Another aspect that makes hand hygiene at the time of delivery difficult is the very nature of delivery. For one, delivery is stochastic. Predicting when the delivery will exactly happen is challenging, and certainly not a precise science. It is very common to have four hours with no deliveries in a busy facility anywhere in the world, and then one hour where four women deliver almost simultaneously! Many facilities in resource-poor settings would likely only allocate one birth attendant during a shift like this and performing hand hygiene at least six times per delivery with four deliveries in an hour is a real mission.
It is common to see, especially in larger facilities, very crowded labour wards with insufficient delivery beds at hand and occasionally women have to deliver their babies on the floor
Other aspects that make hand hygiene complex during delivery, especially if a birth attendant is attending alone, is that you have to care for two human beings – both the woman and the baby – and juggling both at the same time can pose challenges for infection prevention. Finally, a delivery involves large quantities of blood which easily contaminates the hands of the healthcare provider and the environment.
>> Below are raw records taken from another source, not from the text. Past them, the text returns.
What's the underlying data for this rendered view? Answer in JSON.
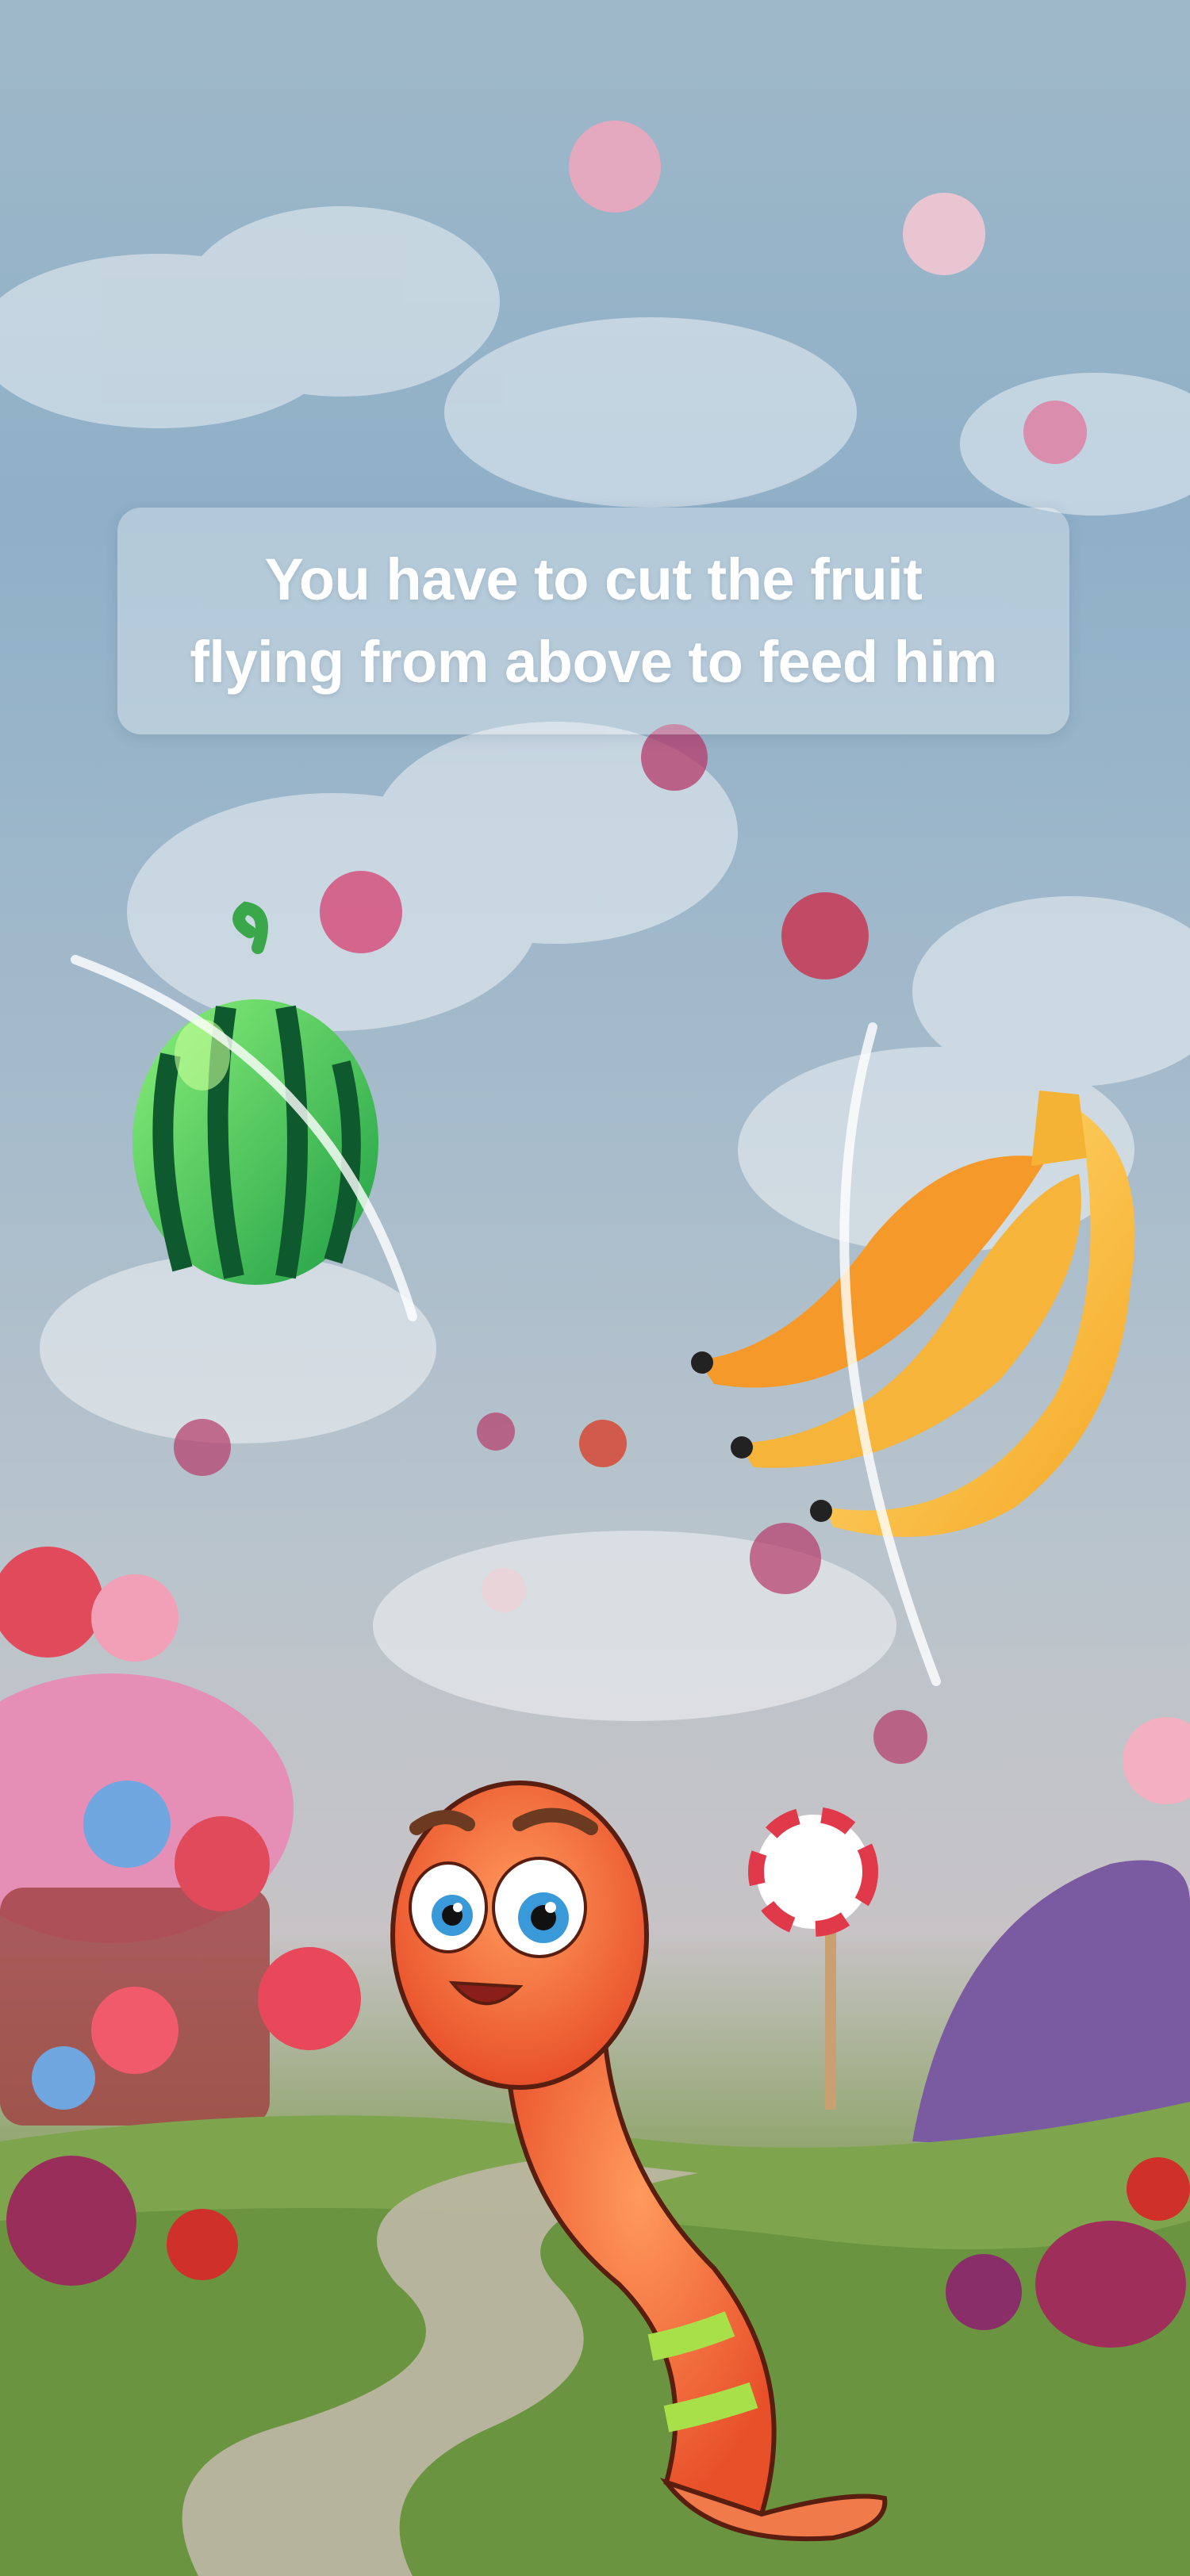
{
  "hint": {
    "message": "You have to cut the fruit\nflying from above to feed him"
  },
  "scene": {
    "fruits": [
      "watermelon",
      "banana-bunch"
    ],
    "character": "worm",
    "effects": [
      "swipe-slash",
      "swipe-slash"
    ]
  },
  "colors": {
    "sky": "#9fb8c8",
    "grass": "#6f9a45",
    "worm": "#f26a3a",
    "watermelon": "#3fbf55",
    "banana": "#f7c340"
  }
}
Hand hygiene at the time of birth is especially important before a caesarian section or any other minor invasive procedure, such as an episiotomy. These are very direct routes for infection because hands are so closely in contact with patient blood. Caesarian sections are currently rising and in many countries consist 50% of deliveries.
Hand hygiene efforts can, however, be considered a success story, in the sense that there have been effective interventions deployed to improve it, including in low and middle-income countries. This is not to say that there is a magic bullet for this; indeed the opposite is true. Even small gains require targeting several determinants of hand hygiene as the WHO Multimodal Strategy for Hand Hygiene highlights. It is certainly clear that knowledge and infrastructure for hand hygiene are not sufficient in themselves to improve compliance rates.
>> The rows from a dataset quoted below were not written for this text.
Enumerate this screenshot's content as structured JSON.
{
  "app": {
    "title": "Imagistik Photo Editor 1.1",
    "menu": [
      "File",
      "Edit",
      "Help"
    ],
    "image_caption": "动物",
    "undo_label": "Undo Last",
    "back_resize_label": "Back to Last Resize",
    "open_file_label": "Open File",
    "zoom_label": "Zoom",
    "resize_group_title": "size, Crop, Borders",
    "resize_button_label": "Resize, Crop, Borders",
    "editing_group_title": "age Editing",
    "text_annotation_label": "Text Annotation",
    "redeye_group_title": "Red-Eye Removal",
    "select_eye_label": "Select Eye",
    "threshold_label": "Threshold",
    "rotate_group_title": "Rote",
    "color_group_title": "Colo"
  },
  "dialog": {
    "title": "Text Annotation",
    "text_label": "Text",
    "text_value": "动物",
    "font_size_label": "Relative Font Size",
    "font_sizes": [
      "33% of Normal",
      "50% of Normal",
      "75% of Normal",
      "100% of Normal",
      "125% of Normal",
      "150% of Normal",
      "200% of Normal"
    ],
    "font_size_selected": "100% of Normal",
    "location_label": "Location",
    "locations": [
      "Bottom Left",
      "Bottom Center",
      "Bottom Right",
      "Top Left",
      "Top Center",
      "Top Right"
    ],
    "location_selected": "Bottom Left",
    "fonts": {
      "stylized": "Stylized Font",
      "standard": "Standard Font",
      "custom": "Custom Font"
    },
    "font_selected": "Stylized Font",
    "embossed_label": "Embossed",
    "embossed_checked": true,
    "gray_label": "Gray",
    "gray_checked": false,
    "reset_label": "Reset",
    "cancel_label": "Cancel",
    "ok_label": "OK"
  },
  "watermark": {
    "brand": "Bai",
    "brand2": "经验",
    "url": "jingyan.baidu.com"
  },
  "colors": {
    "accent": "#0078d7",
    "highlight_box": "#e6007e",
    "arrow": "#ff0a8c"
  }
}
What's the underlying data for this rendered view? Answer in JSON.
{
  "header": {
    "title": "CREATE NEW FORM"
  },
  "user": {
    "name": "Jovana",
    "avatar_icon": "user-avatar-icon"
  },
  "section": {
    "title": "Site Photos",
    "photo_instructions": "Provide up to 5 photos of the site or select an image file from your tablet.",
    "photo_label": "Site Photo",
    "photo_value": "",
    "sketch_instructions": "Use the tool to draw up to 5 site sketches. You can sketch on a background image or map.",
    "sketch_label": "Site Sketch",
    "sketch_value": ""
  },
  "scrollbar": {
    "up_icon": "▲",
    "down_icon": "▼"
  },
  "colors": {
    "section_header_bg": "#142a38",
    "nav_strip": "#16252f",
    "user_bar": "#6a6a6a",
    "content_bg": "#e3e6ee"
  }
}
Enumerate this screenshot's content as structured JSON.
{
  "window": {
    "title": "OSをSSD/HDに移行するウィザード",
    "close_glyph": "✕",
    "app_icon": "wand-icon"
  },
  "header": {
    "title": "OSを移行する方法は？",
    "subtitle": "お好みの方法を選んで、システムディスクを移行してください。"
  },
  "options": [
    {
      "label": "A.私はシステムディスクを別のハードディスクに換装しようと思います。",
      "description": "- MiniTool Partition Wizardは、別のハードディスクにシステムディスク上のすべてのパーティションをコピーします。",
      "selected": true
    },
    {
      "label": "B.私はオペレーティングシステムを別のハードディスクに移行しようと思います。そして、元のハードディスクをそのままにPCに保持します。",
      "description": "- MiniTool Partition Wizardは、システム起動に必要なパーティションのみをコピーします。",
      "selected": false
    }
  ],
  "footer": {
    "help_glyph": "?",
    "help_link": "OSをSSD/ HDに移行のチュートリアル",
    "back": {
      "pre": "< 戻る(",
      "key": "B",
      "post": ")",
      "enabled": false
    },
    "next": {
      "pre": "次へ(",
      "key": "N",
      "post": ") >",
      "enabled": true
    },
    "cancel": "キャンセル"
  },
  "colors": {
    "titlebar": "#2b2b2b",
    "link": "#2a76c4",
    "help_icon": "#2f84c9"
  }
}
Healthcare workers need to really believe hand hygiene will make a difference to the health of their patients. Surveillance of healthcare-associated infections is used for this purpose as healthcare workers need to be aware of their own compliance rates in order to improve them. Monitoring hand hygiene and feeding this back to professionals has proven invaluable and perhaps these also work to influence institutional norms and peer sanctioning when the data is publicly available at the ward level.
Healthcare workers need to really believe hand hygiene will make a difference to the health of their patients
Hand hygiene should be made as easy as possible – for example, hand rub takes half of the time that water and soap do to use which achieves the same results in most circumstances and can be carried to or kept near the point of care.
The WHO hand hygiene campaign has achieved milestones by engaging healthcare workers worldwide in a fun way, such as dancing routines performed by millions around the worlds and are available on YouTube (here's one).
To quote the campaign “Fight Antibiotic resistance. It’s in your hands”.
The author, Giorgia Gon, is an Epidemiologist with degrees in human sciences and epidemiology. Her current area of focus is on improving infection prevention and control in maternity units in low and middle-income countries within the Soapbox Collaborative umbrella project. She began working for London School of Hygiene and Tropical Medicine in 2013 within the Merck for Mothers project. Prior to this she worked with Merlin in London and Juba, South Sudan, and as a Consultant for the OECD in the UK. She was also a Young Professional Intern at the HIV-AIDS Unit for UNODC in Jakarta, Indonesia.